Don Armes:  We are in the driest corner of the state, and it’s pretty green here for where we’ve been; and as you move to the southwest, which we’re going to do pretty rapidly, you’re going to see a lot drier vegetation, even after the rain it’s, we’ve had a tough drought; I mean, it’s been bad the last several weeks.

Rob:  Representative Don Armes knows this area well.

Armes:  We are getting ready to go through Cookie Town in just a little bit.  For a little reference, Cookie Town is a Baptist church and an intersection; and in southwestern Oklahoma we call that a community.

Rob:  One of many in this part of the state needing more water.  Armes told his colleagues that the time has come to re-examine how we use our water resources.

Don:  It’s still good country.  But we’ve got to figure out how to take care of the water down here, and how to capture that water.  And my thoughts are, Texas you can have all you want once we catch all we can use.  And I think that’s kind of what I’d like to see happen is, I’d like to see us in some way, shape, or form catch all we can use, and if Texas has to have some of it, fine.  But let’s catch some and get some gathered up for us, whether it’s for irrigation, whether it’s for recreation, or whether it’s for useful use.

Rob:  Lawmakers hit the back roads to see firsthand the role water plays in our environment and in our economy.  Dale DeWitt is Chair of the House of Representatives Natural Resources Committee and says water is our state’s most precious commodity.

Dale:  Water, no matter where you are talking about water, whether it’s this state or any other state, it becomes an economic engine.  If you don’t have water, you’re not going to increase your economy.  You’re not going to draw people to you.

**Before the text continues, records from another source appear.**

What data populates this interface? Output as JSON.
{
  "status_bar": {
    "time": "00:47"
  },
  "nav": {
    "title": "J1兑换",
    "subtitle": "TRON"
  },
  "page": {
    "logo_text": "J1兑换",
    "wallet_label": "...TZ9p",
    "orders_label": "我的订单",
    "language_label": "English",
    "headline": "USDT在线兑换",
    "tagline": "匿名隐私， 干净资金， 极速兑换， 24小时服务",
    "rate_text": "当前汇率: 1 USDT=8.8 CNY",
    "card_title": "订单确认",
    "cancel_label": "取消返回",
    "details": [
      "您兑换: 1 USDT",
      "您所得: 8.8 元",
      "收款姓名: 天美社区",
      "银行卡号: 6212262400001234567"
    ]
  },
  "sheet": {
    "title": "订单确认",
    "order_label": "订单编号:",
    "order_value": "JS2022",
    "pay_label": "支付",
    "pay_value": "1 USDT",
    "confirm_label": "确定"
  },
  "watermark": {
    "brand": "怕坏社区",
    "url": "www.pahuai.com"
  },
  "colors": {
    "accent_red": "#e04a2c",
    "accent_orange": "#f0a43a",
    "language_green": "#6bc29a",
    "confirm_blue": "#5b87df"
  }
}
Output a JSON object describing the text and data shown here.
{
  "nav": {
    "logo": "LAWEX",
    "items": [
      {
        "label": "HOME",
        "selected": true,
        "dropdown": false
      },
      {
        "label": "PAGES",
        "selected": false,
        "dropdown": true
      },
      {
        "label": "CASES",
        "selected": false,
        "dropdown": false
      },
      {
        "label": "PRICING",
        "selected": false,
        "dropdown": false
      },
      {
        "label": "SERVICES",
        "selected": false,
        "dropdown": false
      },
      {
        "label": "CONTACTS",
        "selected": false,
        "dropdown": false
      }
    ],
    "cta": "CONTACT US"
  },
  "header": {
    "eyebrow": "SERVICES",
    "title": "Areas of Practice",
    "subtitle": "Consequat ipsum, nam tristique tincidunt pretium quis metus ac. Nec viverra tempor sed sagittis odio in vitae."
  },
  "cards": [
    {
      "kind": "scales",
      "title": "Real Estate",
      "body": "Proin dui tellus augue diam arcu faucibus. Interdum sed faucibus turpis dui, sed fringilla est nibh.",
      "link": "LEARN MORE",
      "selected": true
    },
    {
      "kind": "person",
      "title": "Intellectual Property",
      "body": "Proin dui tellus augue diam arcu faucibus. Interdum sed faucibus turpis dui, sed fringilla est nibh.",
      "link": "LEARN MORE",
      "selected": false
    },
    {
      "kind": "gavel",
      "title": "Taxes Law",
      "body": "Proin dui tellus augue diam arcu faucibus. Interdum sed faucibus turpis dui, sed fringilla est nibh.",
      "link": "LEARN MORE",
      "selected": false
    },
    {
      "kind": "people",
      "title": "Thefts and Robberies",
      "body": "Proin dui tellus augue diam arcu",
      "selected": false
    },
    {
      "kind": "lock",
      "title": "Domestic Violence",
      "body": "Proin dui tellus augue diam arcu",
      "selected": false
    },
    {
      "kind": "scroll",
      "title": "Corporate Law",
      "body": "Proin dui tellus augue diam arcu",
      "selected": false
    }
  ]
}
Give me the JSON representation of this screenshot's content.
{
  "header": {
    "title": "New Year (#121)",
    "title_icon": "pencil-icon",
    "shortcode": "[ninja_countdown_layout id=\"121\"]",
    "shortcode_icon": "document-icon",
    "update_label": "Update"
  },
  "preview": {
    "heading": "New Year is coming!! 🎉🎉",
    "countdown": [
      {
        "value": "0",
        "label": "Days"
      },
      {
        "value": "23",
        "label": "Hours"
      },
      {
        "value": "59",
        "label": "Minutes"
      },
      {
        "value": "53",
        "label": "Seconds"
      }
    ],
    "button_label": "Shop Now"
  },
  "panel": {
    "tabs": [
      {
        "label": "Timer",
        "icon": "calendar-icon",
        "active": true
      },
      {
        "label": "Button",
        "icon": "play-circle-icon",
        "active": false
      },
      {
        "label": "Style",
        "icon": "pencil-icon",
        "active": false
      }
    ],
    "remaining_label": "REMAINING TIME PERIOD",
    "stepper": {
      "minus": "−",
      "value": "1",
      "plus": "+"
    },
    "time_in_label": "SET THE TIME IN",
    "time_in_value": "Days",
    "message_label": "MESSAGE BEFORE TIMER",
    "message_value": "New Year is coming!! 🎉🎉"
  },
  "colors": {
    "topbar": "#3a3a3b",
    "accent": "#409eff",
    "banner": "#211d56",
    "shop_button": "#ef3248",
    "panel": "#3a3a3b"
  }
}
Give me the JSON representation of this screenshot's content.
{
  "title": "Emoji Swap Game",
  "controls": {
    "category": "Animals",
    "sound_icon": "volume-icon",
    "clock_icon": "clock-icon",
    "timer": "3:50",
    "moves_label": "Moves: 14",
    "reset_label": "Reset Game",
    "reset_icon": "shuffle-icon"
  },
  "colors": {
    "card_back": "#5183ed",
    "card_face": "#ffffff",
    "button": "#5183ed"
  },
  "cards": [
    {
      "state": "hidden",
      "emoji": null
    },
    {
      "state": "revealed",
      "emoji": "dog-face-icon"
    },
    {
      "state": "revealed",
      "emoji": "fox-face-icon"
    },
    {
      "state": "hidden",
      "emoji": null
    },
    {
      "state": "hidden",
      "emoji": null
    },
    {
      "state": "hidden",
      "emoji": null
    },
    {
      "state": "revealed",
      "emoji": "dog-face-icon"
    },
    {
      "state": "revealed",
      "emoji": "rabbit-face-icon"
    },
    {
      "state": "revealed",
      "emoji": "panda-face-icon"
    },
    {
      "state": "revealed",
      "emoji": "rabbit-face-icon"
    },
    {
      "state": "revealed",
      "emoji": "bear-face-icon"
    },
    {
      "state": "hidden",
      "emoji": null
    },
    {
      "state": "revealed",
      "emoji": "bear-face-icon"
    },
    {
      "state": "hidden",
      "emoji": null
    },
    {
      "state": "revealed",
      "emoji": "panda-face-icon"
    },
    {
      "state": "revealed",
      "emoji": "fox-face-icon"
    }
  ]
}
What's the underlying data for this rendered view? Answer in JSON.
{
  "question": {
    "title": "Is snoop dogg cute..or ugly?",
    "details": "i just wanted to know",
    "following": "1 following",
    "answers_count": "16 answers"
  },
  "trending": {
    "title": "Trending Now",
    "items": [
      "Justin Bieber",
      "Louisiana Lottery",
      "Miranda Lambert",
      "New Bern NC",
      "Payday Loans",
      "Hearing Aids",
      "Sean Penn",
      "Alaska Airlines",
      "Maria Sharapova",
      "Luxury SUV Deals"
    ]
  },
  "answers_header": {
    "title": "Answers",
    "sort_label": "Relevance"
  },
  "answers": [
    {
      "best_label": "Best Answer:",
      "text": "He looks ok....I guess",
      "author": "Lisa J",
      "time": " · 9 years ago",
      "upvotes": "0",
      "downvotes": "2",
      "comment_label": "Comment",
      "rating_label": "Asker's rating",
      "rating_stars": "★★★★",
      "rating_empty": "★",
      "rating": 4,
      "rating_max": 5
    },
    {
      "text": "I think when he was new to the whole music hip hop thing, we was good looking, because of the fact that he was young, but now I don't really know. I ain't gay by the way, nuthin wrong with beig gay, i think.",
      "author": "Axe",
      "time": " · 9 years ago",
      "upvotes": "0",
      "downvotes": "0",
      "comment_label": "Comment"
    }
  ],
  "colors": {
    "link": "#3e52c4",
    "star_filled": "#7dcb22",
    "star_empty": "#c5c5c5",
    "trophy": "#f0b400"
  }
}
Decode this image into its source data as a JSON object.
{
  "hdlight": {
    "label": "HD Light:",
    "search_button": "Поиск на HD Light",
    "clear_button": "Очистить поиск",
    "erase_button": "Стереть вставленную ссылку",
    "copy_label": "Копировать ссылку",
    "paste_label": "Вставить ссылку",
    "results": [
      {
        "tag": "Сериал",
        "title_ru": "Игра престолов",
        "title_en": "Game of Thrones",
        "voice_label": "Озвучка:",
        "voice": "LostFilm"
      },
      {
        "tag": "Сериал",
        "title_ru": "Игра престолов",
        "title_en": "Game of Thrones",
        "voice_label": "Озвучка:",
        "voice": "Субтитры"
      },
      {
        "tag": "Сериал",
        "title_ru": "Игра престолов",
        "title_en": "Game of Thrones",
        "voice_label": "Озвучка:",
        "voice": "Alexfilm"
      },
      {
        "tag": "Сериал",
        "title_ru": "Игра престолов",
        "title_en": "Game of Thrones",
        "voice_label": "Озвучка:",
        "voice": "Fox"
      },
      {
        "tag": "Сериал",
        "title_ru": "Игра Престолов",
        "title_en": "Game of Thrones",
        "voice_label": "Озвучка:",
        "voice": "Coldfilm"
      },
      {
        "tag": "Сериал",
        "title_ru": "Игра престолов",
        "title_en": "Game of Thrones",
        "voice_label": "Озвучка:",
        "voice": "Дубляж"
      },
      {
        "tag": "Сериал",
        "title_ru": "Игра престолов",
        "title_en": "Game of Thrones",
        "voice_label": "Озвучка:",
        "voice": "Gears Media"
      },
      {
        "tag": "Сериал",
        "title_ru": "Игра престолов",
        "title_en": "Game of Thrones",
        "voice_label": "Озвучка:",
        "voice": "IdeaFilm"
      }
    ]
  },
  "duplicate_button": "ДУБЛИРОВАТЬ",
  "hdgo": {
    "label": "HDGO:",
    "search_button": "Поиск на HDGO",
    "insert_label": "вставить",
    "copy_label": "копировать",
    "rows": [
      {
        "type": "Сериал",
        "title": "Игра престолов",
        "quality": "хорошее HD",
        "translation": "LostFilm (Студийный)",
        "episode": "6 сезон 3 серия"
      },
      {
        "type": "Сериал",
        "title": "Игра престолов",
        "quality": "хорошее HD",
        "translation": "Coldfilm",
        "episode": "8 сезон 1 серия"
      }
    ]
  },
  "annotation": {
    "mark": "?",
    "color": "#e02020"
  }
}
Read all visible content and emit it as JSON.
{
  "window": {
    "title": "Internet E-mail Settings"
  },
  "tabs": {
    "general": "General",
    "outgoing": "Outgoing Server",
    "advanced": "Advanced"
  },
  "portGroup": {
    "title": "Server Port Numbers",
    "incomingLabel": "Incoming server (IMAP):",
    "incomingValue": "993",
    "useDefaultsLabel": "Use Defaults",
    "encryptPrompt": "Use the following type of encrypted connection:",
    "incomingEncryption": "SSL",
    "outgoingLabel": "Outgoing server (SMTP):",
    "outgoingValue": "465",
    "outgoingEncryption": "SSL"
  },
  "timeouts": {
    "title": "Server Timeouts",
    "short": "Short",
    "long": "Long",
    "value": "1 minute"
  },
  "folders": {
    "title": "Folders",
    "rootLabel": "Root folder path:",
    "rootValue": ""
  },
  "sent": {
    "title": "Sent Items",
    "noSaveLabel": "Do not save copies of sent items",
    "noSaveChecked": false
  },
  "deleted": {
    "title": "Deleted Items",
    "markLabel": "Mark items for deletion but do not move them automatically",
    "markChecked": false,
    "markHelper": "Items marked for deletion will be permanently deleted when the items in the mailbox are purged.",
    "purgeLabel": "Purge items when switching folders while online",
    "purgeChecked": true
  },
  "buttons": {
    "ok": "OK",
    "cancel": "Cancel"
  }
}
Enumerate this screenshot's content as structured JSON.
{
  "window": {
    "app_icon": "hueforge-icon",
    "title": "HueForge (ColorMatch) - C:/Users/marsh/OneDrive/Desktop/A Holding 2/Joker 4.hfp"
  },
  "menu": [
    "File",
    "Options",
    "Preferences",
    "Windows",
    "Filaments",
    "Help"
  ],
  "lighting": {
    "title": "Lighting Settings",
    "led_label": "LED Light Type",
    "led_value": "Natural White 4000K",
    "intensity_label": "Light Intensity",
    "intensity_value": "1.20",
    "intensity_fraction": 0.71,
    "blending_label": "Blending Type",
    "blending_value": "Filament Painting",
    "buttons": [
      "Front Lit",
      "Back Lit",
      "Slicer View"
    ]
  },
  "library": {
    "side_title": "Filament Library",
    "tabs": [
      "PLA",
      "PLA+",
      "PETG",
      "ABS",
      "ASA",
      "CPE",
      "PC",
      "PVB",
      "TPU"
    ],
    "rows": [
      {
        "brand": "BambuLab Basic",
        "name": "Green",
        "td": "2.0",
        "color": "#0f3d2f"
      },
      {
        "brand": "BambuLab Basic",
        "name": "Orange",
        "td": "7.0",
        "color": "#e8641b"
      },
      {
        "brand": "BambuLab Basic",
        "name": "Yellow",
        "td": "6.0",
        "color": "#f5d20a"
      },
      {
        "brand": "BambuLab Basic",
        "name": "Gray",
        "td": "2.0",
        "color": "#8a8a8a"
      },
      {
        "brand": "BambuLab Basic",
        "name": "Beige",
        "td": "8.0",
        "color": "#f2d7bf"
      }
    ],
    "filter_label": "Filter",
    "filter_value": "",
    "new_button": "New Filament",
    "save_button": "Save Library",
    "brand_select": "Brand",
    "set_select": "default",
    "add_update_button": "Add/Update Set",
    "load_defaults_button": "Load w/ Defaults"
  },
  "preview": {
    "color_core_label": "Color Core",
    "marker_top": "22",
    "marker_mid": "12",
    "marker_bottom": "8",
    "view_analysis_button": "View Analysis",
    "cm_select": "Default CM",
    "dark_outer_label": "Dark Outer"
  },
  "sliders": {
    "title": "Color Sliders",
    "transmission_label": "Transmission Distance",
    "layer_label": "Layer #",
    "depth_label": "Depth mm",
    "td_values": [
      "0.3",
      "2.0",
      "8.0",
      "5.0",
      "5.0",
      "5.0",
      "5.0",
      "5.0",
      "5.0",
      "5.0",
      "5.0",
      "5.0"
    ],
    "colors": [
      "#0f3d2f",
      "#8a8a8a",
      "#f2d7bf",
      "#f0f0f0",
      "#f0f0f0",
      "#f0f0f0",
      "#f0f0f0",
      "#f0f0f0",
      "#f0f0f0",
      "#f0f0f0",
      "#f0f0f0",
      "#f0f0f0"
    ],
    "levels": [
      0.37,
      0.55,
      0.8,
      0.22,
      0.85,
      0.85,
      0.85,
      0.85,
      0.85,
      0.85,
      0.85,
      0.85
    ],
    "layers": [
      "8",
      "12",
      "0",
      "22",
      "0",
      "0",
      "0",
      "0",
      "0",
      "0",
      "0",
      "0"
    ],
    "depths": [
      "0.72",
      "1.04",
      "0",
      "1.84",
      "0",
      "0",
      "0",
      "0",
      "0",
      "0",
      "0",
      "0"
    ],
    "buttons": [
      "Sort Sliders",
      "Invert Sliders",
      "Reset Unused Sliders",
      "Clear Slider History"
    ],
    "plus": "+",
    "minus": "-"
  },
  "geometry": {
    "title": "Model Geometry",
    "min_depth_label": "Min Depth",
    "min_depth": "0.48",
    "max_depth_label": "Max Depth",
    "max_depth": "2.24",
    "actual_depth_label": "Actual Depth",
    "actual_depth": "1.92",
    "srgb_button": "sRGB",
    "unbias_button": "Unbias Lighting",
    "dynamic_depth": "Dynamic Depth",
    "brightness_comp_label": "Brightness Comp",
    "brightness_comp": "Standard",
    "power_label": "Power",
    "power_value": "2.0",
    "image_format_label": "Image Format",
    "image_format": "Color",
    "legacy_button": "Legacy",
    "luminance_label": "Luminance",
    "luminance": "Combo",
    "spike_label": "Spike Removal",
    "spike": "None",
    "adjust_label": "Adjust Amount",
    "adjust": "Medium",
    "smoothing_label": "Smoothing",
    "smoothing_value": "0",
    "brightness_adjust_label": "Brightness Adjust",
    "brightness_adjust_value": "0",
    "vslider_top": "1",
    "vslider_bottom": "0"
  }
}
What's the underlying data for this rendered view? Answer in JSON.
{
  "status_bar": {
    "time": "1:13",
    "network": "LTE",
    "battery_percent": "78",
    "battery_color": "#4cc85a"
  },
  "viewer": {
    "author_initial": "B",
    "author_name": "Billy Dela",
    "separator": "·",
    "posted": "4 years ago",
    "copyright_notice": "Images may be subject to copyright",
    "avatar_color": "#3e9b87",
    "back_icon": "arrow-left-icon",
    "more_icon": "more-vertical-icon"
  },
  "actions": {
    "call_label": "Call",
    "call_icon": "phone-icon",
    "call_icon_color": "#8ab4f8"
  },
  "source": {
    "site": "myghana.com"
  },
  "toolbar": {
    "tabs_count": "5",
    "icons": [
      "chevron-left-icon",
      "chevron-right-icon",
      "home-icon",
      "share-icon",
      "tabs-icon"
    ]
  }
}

Rob:  And nowhere is it more evident than in the town of Altus.  Located in far southwestern Oklahoma, its economy is dependent on cotton, and cotton dependent upon this water reservoir.

Tom Buchanan:  Cotton is king in Jackson County.  It’s what drives the local economy, to the tune of about three hundred and twenty to about three hundred and fifty million dollars annually to the local economy, and that does not take into account whenever those dollars start to turn over in the state economy.  So we’re a giant shot in the arm not only to southwest Oklahoma on an annual basis, but to Oklahoma as a whole.

Rob:  Tom Buchanan manages the local irrigation district that makes such production possible.  Showing lawmakers how each year, as lake levels drop irrigation does its job.  Water that eventually lines up right here, this is one of just about three hundred miles of irrigation ditches that spread across this area.  From the first of July through about the first of September, it’ll carry about four foot of water, feeding some of the most prime crop land in this area.

Mat Muller:  Irrigation is critical in this part of the country.

Rob:  Local cotton farmer, Matt Muller.

Matt:  I have a track record, of making a profitable dry land cotton crop about three-out-of-ten years.

Rob:  Muller says thanks to water from this irrigation district, farmers here are competitive in a global market.

Matt:  We are a consistent good quality supplier of cotton fiber to the world.

Rob:  Thanks to water resources here in southwestern Oklahoma, that benefits more than just farmers.

Tom:  In reality, I think that one of the things that we can’t overlook is that there’s also a great need for additional high quality municipal supply.  There’s also a need for industrial supply of water.  And on top of all of that, people today need more recreation opportunities than they’ve had in the past, than they have even today.  When this lake was built, for example, back in the early 30s, the early 40s, that is when people didn’t recreate like we do today.  Our forefathers worked from daylight to dark, just to put food on the table and put clothes on their back.  Today we have a lifestyle that we’re deeply ingratiated to those people.  We owe a deep debt to them, and as a result of that, we are able to recreate today; so I believe that future water resource development will allow people to not only have water for Ag and municipal and industrial supplies, but will also meet the needs for recreation, tourism and wildlife.